Thoughts on: Francis Bacon

Three Studies for a Self-Portrait, 1979-80

Three Studies for a Self-Portrait, 1979-80

This evening, I watched a 1985 edition of The South Bank Show featuring Francis Bacon, who was due to have a retrospective at the Tate that year.  As I watched, I was aware of noticing details in a slightly different way than I might have done prior to starting this course.  I still feel on shaky ground writing in a formal critical way, but I did note these observations, made by Bacon himself:

– his work was “a concentration of reality”.  He emphasised that he had no interest in illustrating life in a realistic fashion, but that reality was still at the core of all his work.

– he wasn’t attempting to tell a story with his pictures.  He said he had no story to tell. Rather, he focused on form and movement as subjects in themselves.

– Bacon believed that all art… all life… was a matter of sensation.  Therefore, he was concerned with creating a “visual shock”.  He chose to do this, in part, by retaining the immediacy of his mark making, striving to imbue even the final marks with the energy of the first mark on the canvas.

On a personal level, I found his work powerful and intriguing.  I’m interested in his treatment of ‘reality’, the ways in which he both embraced and distorted it.  His art isn’t something with which I would want to live, but I could learn from his style of controlled chaos.  He worked quickly, which I don’t at all, so part of the lesson lies there, perhaps.

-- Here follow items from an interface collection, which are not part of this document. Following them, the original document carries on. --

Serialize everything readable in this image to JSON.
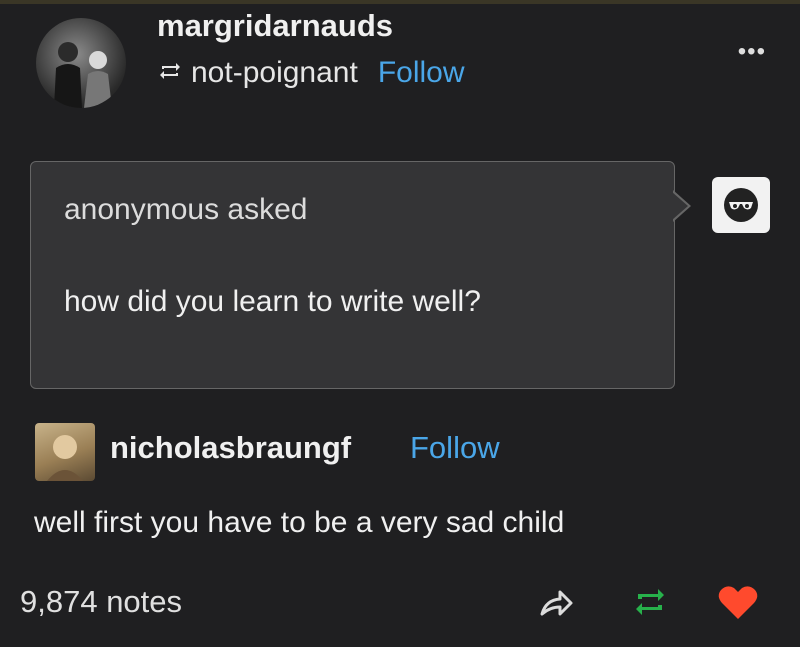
{
  "post": {
    "author": "margridarnauds",
    "reblogged_from": "not-poignant",
    "follow_label": "Follow",
    "more_label": "•••"
  },
  "ask": {
    "asker": "anonymous asked",
    "question": "how did you learn to write well?"
  },
  "reply": {
    "username": "nicholasbraungf",
    "follow_label": "Follow",
    "text": "well first you have to be a very sad child"
  },
  "footer": {
    "notes": "9,874 notes"
  },
  "icons": {
    "reblog_small": "reblog-icon",
    "anonymous": "anonymous-sunglasses-icon",
    "share": "share-icon",
    "reblog": "reblog-icon",
    "like": "heart-icon"
  },
  "colors": {
    "background": "#1f1f21",
    "follow": "#4aa6e8",
    "reblog": "#27b14b",
    "like": "#ff4a2d"
  }
}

The programme is available to watch on Youtube.  The first part can be found here (the remaining sections are linked from each successive video page):